+++ Material for this exercise +++

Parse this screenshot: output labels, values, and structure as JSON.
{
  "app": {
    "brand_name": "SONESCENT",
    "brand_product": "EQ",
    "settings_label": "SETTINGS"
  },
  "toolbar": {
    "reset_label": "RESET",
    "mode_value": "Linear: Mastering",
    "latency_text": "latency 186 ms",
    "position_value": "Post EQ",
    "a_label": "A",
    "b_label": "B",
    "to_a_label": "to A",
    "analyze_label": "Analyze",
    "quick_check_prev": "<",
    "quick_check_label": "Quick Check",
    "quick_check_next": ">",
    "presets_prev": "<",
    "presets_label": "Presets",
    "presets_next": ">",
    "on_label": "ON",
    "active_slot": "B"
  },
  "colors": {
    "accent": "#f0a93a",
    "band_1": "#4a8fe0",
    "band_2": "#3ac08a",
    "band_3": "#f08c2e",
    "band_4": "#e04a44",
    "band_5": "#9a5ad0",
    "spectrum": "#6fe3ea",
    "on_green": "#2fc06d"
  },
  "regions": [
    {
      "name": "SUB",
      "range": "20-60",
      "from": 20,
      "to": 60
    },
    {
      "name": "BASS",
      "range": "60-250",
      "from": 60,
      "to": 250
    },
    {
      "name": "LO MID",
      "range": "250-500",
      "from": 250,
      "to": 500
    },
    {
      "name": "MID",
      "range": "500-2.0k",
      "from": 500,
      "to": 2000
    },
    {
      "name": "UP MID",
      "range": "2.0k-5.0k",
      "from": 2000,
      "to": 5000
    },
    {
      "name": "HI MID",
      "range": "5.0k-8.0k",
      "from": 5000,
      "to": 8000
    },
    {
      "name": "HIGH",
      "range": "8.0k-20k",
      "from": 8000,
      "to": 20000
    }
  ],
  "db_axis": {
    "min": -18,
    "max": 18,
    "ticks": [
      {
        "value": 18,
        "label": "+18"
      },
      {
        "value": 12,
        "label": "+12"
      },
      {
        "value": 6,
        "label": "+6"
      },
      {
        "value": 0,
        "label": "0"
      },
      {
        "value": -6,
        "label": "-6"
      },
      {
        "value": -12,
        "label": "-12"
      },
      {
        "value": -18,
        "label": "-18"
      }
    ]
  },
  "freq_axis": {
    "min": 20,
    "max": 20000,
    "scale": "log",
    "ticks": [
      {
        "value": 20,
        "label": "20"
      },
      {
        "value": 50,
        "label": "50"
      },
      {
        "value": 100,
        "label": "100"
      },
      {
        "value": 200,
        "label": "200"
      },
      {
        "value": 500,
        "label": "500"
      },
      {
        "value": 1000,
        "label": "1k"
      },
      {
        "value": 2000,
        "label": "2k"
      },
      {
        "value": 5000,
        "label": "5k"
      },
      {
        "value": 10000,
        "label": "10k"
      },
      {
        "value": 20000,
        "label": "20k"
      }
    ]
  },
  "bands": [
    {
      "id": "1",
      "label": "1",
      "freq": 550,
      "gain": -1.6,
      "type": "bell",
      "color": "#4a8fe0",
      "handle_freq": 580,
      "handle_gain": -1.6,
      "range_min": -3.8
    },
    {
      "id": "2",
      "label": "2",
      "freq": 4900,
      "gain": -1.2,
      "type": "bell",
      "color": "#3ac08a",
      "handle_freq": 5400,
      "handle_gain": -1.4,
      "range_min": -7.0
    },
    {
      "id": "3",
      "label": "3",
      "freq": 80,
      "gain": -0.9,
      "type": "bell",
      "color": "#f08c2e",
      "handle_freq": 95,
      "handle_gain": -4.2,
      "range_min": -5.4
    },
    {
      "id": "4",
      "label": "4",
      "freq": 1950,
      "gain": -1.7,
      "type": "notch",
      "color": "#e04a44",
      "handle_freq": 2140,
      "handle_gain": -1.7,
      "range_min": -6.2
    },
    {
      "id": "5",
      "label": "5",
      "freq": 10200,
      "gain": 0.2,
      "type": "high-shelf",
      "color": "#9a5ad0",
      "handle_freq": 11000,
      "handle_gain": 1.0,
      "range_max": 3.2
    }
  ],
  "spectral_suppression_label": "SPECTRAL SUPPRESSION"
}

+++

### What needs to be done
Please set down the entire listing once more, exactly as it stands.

### Exercise output
Parse this screenshot: output labels, values, and structure as JSON.
{
  "app": {
    "brand_name": "SONESCENT",
    "brand_product": "EQ",
    "settings_label": "SETTINGS"
  },
  "toolbar": {
    "reset_label": "RESET",
    "mode_value": "Linear: Mastering",
    "latency_text": "latency 186 ms",
    "position_value": "Post EQ",
    "a_label": "A",
    "b_label": "B",
    "to_a_label": "to A",
    "analyze_label": "Analyze",
    "quick_check_prev": "<",
    "quick_check_label": "Quick Check",
    "quick_check_next": ">",
    "presets_prev": "<",
    "presets_label": "Presets",
    "presets_next": ">",
    "on_label": "ON",
    "active_slot": "B"
  },
  "colors": {
    "accent": "#f0a93a",
    "band_1": "#4a8fe0",
    "band_2": "#3ac08a",
    "band_3": "#f08c2e",
    "band_4": "#e04a44",
    "band_5": "#9a5ad0",
    "spectrum": "#6fe3ea",
    "on_green": "#2fc06d"
  },
  "regions": [
    {
      "name": "SUB",
      "range": "20-60",
      "from": 20,
      "to": 60
    },
    {
      "name": "BASS",
      "range": "60-250",
      "from": 60,
      "to": 250
    },
    {
      "name": "LO MID",
      "range": "250-500",
      "from": 250,
      "to": 500
    },
    {
      "name": "MID",
      "range": "500-2.0k",
      "from": 500,
      "to": 2000
    },
    {
      "name": "UP MID",
      "range": "2.0k-5.0k",
      "from": 2000,
      "to": 5000
    },
    {
      "name": "HI MID",
      "range": "5.0k-8.0k",
      "from": 5000,
      "to": 8000
    },
    {
      "name": "HIGH",
      "range": "8.0k-20k",
      "from": 8000,
      "to": 20000
    }
  ],
  "db_axis": {
    "min": -18,
    "max": 18,
    "ticks": [
      {
        "value": 18,
        "label": "+18"
      },
      {
        "value": 12,
        "label": "+12"
      },
      {
        "value": 6,
        "label": "+6"
      },
      {
        "value": 0,
        "label": "0"
      },
      {
        "value": -6,
        "label": "-6"
      },
      {
        "value": -12,
        "label": "-12"
      },
      {
        "value": -18,
        "label": "-18"
      }
    ]
  },
  "freq_axis": {
    "min": 20,
    "max": 20000,
    "scale": "log",
    "ticks": [
      {
        "value": 20,
        "label": "20"
      },
      {
        "value": 50,
        "label": "50"
      },
      {
        "value": 100,
        "label": "100"
      },
      {
        "value": 200,
        "label": "200"
      },
      {
        "value": 500,
        "label": "500"
      },
      {
        "value": 1000,
        "label": "1k"
      },
      {
        "value": 2000,
        "label": "2k"
      },
      {
        "value": 5000,
        "label": "5k"
      },
      {
        "value": 10000,
        "label": "10k"
      },
      {
        "value": 20000,
        "label": "20k"
      }
    ]
  },
  "bands": [
    {
      "id": "1",
      "label": "1",
      "freq": 550,
      "gain": -1.6,
      "type": "bell",
      "color": "#4a8fe0",
      "handle_freq": 580,
      "handle_gain": -1.6,
      "range_min": -3.8
    },
    {
      "id": "2",
      "label": "2",
      "freq": 4900,
      "gain": -1.2,
      "type": "bell",
      "color": "#3ac08a",
      "handle_freq": 5400,
      "handle_gain": -1.4,
      "range_min": -7.0
    },
    {
      "id": "3",
      "label": "3",
      "freq": 80,
      "gain": -0.9,
      "type": "bell",
      "color": "#f08c2e",
      "handle_freq": 95,
      "handle_gain": -4.2,
      "range_min": -5.4
    },
    {
      "id": "4",
      "label": "4",
      "freq": 1950,
      "gain": -1.7,
      "type": "notch",
      "color": "#e04a44",
      "handle_freq": 2140,
      "handle_gain": -1.7,
      "range_min": -6.2
    },
    {
      "id": "5",
      "label": "5",
      "freq": 10200,
      "gain": 0.2,
      "type": "high-shelf",
      "color": "#9a5ad0",
      "handle_freq": 11000,
      "handle_gain": 1.0,
      "range_max": 3.2
    }
  ],
  "spectral_suppression_label": "SPECTRAL SUPPRESSION"
}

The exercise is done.